** INPUT MATERIAL follows **

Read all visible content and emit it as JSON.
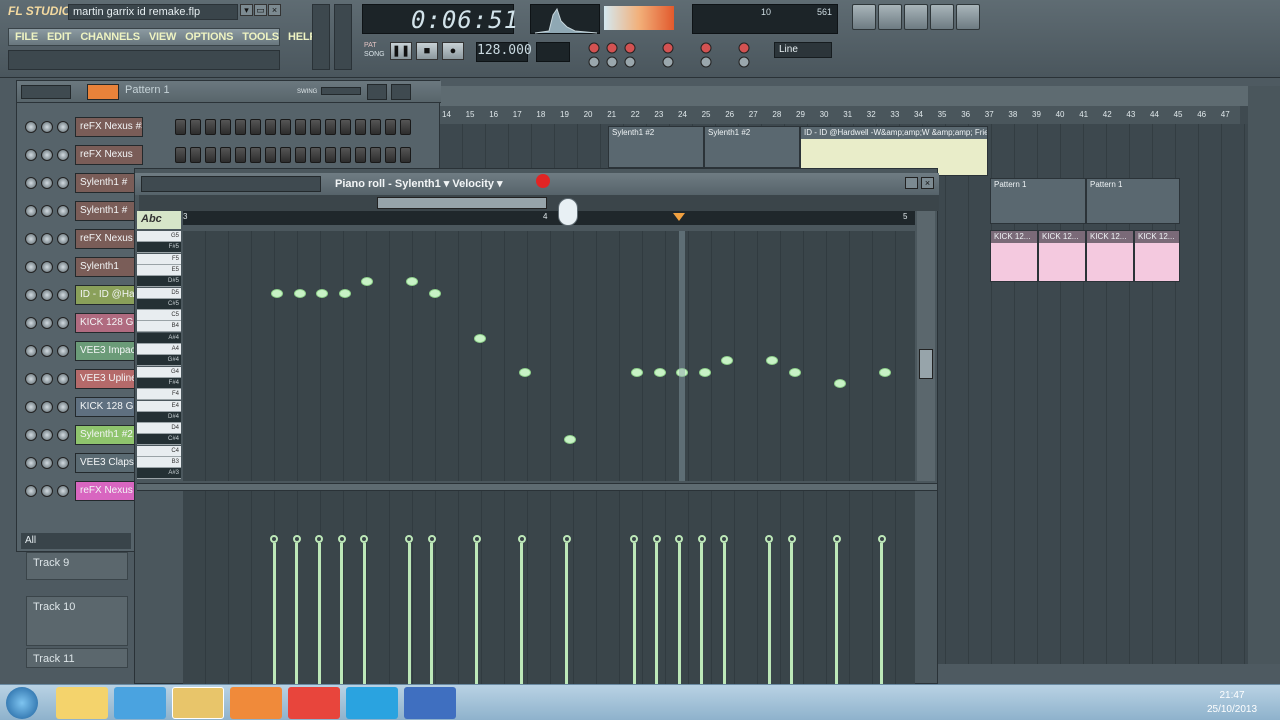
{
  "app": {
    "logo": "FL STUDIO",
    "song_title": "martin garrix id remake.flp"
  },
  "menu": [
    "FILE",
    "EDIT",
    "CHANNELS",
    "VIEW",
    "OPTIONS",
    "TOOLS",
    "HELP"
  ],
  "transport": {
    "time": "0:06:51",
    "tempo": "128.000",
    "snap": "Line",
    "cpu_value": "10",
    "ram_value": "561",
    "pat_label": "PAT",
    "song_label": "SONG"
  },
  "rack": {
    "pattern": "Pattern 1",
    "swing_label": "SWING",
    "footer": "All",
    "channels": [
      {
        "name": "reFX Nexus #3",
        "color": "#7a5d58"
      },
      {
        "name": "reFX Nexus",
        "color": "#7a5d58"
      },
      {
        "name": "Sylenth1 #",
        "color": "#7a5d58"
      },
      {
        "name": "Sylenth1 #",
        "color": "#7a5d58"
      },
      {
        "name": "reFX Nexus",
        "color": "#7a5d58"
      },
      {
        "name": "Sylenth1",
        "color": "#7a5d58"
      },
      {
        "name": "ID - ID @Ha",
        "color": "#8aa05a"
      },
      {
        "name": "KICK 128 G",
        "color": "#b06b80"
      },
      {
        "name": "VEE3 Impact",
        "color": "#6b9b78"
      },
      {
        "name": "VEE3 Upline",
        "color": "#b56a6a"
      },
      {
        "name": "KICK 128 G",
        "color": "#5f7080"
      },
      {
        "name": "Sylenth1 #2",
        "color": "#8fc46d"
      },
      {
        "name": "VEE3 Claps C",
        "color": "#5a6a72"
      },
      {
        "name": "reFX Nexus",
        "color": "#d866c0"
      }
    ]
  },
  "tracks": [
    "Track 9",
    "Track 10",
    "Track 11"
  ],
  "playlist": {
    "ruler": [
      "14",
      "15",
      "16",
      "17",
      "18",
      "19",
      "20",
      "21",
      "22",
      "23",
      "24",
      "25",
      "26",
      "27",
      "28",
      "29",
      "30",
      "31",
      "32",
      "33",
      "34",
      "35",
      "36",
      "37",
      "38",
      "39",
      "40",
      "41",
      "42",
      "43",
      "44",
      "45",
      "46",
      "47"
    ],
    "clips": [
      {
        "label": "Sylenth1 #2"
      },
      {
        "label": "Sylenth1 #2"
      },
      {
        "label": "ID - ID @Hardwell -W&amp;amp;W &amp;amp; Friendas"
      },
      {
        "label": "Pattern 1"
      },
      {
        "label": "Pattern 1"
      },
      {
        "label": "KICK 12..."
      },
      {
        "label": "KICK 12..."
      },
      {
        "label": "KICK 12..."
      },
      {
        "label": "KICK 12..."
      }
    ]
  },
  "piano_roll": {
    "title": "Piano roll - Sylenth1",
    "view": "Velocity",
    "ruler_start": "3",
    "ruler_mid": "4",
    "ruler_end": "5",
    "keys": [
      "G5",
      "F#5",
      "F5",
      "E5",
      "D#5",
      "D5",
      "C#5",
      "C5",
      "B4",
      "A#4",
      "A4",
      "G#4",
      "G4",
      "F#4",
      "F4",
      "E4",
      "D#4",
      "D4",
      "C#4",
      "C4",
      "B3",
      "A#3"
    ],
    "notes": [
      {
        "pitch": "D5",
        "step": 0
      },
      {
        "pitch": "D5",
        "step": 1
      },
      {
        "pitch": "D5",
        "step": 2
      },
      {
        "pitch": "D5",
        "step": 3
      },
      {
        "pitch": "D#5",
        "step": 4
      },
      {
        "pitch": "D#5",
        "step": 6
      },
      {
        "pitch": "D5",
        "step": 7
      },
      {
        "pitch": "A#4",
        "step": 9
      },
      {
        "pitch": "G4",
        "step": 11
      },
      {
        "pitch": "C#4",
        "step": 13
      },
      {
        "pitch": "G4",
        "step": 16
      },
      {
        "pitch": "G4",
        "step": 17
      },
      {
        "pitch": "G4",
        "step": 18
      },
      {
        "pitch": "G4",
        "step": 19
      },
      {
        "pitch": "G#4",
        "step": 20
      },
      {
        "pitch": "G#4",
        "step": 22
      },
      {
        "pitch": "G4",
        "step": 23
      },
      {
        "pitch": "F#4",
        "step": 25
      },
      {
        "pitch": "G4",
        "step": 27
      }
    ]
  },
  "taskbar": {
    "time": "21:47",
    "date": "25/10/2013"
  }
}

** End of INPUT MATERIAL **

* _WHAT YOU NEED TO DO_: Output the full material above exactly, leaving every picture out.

* _ANSWER TO THE EXERCISE_:
Read all visible content and emit it as JSON.
{
  "app": {
    "logo": "FL STUDIO",
    "song_title": "martin garrix id remake.flp"
  },
  "menu": [
    "FILE",
    "EDIT",
    "CHANNELS",
    "VIEW",
    "OPTIONS",
    "TOOLS",
    "HELP"
  ],
  "transport": {
    "time": "0:06:51",
    "tempo": "128.000",
    "snap": "Line",
    "cpu_value": "10",
    "ram_value": "561",
    "pat_label": "PAT",
    "song_label": "SONG"
  },
  "rack": {
    "pattern": "Pattern 1",
    "swing_label": "SWING",
    "footer": "All",
    "channels": [
      {
        "name": "reFX Nexus #3",
        "color": "#7a5d58"
      },
      {
        "name": "reFX Nexus",
        "color": "#7a5d58"
      },
      {
        "name": "Sylenth1 #",
        "color": "#7a5d58"
      },
      {
        "name": "Sylenth1 #",
        "color": "#7a5d58"
      },
      {
        "name": "reFX Nexus",
        "color": "#7a5d58"
      },
      {
        "name": "Sylenth1",
        "color": "#7a5d58"
      },
      {
        "name": "ID - ID @Ha",
        "color": "#8aa05a"
      },
      {
        "name": "KICK 128 G",
        "color": "#b06b80"
      },
      {
        "name": "VEE3 Impact",
        "color": "#6b9b78"
      },
      {
        "name": "VEE3 Upline",
        "color": "#b56a6a"
      },
      {
        "name": "KICK 128 G",
        "color": "#5f7080"
      },
      {
        "name": "Sylenth1 #2",
        "color": "#8fc46d"
      },
      {
        "name": "VEE3 Claps C",
        "color": "#5a6a72"
      },
      {
        "name": "reFX Nexus",
        "color": "#d866c0"
      }
    ]
  },
  "tracks": [
    "Track 9",
    "Track 10",
    "Track 11"
  ],
  "playlist": {
    "ruler": [
      "14",
      "15",
      "16",
      "17",
      "18",
      "19",
      "20",
      "21",
      "22",
      "23",
      "24",
      "25",
      "26",
      "27",
      "28",
      "29",
      "30",
      "31",
      "32",
      "33",
      "34",
      "35",
      "36",
      "37",
      "38",
      "39",
      "40",
      "41",
      "42",
      "43",
      "44",
      "45",
      "46",
      "47"
    ],
    "clips": [
      {
        "label": "Sylenth1 #2"
      },
      {
        "label": "Sylenth1 #2"
      },
      {
        "label": "ID - ID @Hardwell -W&amp;amp;W &amp;amp; Friendas"
      },
      {
        "label": "Pattern 1"
      },
      {
        "label": "Pattern 1"
      },
      {
        "label": "KICK 12..."
      },
      {
        "label": "KICK 12..."
      },
      {
        "label": "KICK 12..."
      },
      {
        "label": "KICK 12..."
      }
    ]
  },
  "piano_roll": {
    "title": "Piano roll - Sylenth1",
    "view": "Velocity",
    "ruler_start": "3",
    "ruler_mid": "4",
    "ruler_end": "5",
    "keys": [
      "G5",
      "F#5",
      "F5",
      "E5",
      "D#5",
      "D5",
      "C#5",
      "C5",
      "B4",
      "A#4",
      "A4",
      "G#4",
      "G4",
      "F#4",
      "F4",
      "E4",
      "D#4",
      "D4",
      "C#4",
      "C4",
      "B3",
      "A#3"
    ],
    "notes": [
      {
        "pitch": "D5",
        "step": 0
      },
      {
        "pitch": "D5",
        "step": 1
      },
      {
        "pitch": "D5",
        "step": 2
      },
      {
        "pitch": "D5",
        "step": 3
      },
      {
        "pitch": "D#5",
        "step": 4
      },
      {
        "pitch": "D#5",
        "step": 6
      },
      {
        "pitch": "D5",
        "step": 7
      },
      {
        "pitch": "A#4",
        "step": 9
      },
      {
        "pitch": "G4",
        "step": 11
      },
      {
        "pitch": "C#4",
        "step": 13
      },
      {
        "pitch": "G4",
        "step": 16
      },
      {
        "pitch": "G4",
        "step": 17
      },
      {
        "pitch": "G4",
        "step": 18
      },
      {
        "pitch": "G4",
        "step": 19
      },
      {
        "pitch": "G#4",
        "step": 20
      },
      {
        "pitch": "G#4",
        "step": 22
      },
      {
        "pitch": "G4",
        "step": 23
      },
      {
        "pitch": "F#4",
        "step": 25
      },
      {
        "pitch": "G4",
        "step": 27
      }
    ]
  },
  "taskbar": {
    "time": "21:47",
    "date": "25/10/2013"
  }
}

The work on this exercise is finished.